This article explores some innovations in the concept of identity in contemporary science fiction film. Using a narrative-semiotic method of analysis, the article discusses an emerging trend in science fiction that questions mainstream cultural beliefs regarding motivations for action and definitions of individual agency. Focusing on Alex Proyas's Dark City (1998) and Andrew Niccol's Gattaca (1997), the article traces the ways in which this trend rearranges elements in narrative positioning to bring to light relational possibilities that challenge privileged attitudes toward who we are and why we act the way we do. The selected films deal creatively with questions concerning the causal eects of past events, origins, or heritage, and give innovative answers to complex philosophical issues about the nature of reality. At the same time, they retain a popular aesthetic and a classical narrative structure. Their common characteristic is a narrative program composed of signs of resistance to notions of a fixed identity 'caused' by biography or genetic inheritance. These signs, furthermore, form the basis of unconventional interpretations of self and action that serve as catalysts in dismantling outmoded definitions of identity.

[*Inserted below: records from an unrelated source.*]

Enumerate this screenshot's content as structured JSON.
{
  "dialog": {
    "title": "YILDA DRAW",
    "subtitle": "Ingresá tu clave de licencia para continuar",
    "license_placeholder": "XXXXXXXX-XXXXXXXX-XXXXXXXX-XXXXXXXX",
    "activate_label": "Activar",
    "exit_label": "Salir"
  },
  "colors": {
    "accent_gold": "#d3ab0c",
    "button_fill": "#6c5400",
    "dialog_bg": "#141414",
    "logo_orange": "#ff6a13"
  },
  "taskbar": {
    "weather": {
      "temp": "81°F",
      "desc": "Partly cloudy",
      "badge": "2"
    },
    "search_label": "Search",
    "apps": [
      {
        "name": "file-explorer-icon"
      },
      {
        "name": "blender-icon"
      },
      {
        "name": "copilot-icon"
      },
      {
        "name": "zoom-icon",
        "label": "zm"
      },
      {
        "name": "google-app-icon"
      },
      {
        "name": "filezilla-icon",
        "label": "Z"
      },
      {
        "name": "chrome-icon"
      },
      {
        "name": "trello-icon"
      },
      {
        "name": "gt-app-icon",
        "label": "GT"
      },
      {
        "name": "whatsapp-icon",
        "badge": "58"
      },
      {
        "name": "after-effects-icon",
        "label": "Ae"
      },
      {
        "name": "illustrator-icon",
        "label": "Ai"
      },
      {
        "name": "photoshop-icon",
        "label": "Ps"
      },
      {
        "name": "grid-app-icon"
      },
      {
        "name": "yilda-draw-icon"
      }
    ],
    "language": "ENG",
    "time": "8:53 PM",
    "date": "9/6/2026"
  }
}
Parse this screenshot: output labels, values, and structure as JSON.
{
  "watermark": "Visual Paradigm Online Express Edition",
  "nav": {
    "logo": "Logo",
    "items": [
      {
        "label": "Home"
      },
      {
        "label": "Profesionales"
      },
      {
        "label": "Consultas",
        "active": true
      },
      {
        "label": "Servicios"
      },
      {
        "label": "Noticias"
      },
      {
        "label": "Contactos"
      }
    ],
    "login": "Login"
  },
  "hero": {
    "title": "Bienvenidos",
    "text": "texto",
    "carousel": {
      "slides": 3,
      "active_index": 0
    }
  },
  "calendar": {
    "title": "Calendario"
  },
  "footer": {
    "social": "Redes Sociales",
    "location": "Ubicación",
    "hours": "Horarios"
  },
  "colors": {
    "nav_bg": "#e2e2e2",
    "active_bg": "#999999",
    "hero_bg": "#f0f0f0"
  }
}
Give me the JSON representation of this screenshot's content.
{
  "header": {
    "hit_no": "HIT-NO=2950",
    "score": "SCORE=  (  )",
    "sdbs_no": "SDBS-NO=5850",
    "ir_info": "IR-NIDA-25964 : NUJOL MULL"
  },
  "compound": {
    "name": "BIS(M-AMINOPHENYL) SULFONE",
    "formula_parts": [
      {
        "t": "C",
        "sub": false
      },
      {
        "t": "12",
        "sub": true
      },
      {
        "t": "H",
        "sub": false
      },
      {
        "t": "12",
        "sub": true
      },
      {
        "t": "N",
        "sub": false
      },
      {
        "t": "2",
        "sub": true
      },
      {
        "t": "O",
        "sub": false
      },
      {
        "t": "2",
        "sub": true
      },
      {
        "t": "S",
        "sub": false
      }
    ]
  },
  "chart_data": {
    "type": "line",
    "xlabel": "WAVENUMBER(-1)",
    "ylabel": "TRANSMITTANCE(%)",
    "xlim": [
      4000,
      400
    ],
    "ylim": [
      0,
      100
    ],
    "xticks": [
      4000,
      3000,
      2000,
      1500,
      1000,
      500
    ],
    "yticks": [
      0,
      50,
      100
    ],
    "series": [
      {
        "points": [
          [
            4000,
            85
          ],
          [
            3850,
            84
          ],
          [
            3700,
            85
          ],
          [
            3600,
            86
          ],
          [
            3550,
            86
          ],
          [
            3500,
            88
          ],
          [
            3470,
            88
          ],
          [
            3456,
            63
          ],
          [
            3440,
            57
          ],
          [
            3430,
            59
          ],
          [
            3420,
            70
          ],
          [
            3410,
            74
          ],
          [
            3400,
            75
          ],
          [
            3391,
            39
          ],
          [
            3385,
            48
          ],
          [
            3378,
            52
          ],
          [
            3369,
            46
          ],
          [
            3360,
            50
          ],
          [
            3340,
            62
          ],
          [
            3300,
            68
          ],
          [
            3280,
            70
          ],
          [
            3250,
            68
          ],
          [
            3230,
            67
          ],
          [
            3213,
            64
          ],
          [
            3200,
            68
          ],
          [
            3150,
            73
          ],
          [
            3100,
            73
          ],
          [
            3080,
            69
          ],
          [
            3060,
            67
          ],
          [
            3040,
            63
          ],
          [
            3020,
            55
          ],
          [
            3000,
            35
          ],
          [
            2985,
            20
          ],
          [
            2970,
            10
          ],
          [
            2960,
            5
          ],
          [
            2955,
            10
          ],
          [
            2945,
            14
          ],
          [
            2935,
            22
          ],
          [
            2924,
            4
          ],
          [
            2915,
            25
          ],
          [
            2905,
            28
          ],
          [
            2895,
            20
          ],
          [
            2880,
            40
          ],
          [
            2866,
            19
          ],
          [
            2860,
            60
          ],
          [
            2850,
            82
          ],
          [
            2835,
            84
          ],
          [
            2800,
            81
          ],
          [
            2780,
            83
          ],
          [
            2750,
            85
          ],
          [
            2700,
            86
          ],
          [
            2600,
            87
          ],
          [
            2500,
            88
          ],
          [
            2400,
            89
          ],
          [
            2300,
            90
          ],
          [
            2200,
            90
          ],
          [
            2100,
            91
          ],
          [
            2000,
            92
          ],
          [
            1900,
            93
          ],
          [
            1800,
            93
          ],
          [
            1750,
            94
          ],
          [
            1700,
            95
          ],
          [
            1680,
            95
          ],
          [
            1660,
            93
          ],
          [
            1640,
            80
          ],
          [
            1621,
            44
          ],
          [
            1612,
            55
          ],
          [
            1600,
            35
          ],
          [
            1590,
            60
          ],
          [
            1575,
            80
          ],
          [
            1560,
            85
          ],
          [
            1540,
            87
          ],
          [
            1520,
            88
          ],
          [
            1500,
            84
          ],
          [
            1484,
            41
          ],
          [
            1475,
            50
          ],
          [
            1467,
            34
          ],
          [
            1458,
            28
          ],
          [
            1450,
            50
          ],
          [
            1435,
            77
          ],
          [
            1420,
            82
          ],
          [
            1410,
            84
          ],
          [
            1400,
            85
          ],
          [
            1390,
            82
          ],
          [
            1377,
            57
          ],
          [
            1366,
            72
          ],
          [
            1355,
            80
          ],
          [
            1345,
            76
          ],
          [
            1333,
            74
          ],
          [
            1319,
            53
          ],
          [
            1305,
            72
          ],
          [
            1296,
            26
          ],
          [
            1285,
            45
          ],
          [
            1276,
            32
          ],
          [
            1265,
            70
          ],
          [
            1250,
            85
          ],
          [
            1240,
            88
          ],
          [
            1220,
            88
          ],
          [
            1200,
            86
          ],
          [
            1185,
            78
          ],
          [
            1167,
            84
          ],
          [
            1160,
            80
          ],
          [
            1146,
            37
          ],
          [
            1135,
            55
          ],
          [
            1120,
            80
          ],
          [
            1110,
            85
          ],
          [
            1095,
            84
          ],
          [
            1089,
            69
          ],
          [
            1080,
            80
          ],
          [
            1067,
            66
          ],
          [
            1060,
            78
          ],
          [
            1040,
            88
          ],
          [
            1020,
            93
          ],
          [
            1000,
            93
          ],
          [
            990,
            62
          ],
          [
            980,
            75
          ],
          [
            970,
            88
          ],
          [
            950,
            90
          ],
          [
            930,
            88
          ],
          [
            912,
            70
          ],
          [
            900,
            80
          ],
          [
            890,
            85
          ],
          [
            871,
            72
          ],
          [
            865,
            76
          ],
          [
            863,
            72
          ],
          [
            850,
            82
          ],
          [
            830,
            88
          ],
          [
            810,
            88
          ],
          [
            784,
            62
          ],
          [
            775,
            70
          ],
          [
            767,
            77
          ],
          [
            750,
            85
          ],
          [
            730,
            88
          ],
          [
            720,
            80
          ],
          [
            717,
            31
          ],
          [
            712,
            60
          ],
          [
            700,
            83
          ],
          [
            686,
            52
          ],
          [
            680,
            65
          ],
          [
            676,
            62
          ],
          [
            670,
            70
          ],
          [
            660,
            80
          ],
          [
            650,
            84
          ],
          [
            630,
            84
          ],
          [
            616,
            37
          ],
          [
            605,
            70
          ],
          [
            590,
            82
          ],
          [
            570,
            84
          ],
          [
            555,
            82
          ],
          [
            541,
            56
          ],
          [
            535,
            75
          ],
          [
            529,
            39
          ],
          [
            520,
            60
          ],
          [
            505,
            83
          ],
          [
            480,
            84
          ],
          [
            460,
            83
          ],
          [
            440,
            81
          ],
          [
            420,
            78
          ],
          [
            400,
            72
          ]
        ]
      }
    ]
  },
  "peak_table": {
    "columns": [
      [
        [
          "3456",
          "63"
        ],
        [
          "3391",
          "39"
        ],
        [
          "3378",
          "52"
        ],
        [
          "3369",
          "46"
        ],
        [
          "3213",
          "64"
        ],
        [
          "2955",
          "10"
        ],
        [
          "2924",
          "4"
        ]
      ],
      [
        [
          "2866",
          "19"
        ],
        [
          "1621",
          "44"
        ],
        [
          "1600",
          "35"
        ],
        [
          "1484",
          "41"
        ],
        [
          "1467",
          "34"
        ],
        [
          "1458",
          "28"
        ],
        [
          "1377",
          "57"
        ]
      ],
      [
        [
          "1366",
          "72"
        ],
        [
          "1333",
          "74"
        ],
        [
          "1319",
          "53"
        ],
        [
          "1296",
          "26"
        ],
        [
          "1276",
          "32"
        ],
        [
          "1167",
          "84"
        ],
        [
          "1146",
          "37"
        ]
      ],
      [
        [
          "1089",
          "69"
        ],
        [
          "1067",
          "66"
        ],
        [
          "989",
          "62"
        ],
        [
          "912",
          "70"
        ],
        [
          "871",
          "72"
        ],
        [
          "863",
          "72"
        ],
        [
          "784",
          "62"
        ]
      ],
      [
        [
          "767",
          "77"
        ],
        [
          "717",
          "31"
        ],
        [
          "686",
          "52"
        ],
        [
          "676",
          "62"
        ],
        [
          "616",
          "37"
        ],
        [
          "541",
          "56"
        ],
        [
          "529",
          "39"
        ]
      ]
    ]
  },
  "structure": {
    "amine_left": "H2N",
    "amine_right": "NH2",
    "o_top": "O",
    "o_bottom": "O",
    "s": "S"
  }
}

The article explores these issues following a content-based approach that focuses on how agents and acts are constructed on the story level.
|Number of pages||17|
|Publication status||Published - 2004|